:: RECORD EXTRACTS ::
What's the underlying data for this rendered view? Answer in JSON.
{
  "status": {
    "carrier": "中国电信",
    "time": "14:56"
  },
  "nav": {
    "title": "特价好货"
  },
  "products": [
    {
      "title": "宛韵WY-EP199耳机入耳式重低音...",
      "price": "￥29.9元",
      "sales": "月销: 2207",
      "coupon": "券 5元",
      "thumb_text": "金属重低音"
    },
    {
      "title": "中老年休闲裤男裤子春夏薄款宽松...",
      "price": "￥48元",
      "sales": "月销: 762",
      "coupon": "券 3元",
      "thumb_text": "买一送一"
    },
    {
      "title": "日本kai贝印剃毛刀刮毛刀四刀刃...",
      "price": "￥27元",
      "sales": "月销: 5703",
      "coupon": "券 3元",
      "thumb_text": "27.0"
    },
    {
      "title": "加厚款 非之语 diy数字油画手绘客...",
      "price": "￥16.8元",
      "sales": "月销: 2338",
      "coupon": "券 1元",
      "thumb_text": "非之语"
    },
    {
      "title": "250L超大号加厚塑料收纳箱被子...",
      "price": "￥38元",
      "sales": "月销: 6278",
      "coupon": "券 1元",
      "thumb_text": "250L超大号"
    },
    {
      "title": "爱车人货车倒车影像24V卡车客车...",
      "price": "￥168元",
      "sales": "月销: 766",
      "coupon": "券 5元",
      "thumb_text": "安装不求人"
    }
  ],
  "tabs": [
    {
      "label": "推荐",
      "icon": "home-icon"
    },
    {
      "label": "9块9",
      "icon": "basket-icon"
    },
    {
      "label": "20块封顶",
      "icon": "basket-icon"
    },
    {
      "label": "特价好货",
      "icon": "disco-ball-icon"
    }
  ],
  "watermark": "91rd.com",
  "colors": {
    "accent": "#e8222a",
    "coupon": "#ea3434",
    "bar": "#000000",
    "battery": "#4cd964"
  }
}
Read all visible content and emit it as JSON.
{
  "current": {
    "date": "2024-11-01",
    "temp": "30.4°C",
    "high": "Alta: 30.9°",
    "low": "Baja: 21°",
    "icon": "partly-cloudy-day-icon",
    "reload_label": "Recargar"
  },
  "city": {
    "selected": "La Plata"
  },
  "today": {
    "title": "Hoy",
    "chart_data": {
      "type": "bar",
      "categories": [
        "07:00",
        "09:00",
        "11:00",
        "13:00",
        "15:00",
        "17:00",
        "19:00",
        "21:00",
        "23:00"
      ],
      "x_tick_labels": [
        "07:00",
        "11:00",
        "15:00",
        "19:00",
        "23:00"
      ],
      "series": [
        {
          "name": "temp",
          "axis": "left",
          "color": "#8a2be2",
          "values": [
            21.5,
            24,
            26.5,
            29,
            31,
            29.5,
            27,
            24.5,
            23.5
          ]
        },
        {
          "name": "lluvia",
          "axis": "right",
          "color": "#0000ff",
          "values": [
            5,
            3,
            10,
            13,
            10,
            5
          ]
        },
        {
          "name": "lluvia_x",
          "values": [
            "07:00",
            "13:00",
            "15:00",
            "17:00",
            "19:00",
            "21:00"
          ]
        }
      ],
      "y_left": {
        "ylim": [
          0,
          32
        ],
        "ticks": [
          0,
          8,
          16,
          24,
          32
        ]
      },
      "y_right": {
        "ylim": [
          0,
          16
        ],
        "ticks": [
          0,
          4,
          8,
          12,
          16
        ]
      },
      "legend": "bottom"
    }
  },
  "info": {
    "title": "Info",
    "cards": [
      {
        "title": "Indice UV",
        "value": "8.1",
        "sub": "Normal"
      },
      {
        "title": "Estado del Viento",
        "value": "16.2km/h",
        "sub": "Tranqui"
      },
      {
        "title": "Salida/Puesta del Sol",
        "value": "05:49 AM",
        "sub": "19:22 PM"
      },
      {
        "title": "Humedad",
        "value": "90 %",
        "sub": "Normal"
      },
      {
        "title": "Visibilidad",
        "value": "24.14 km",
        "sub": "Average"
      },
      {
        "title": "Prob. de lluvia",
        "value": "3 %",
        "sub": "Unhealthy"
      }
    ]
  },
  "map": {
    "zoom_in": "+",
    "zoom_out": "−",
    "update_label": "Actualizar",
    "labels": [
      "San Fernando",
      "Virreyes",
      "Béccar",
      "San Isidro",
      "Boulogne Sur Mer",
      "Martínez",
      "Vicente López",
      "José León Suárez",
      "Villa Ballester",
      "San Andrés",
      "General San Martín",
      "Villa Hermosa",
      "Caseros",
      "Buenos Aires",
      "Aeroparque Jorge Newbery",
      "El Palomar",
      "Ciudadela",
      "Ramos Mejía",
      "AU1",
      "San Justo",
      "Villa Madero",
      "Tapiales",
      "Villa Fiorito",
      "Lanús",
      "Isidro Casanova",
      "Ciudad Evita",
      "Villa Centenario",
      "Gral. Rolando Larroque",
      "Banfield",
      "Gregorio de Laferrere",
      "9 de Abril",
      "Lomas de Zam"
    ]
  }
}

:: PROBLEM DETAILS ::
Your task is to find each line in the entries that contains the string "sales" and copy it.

:: RESPONSE BELOW ::
      "sales": "月销: 2207",
      "sales": "月销: 762",
      "sales": "月销: 5703",
      "sales": "月销: 2338",
      "sales": "月销: 6278",
      "sales": "月销: 766",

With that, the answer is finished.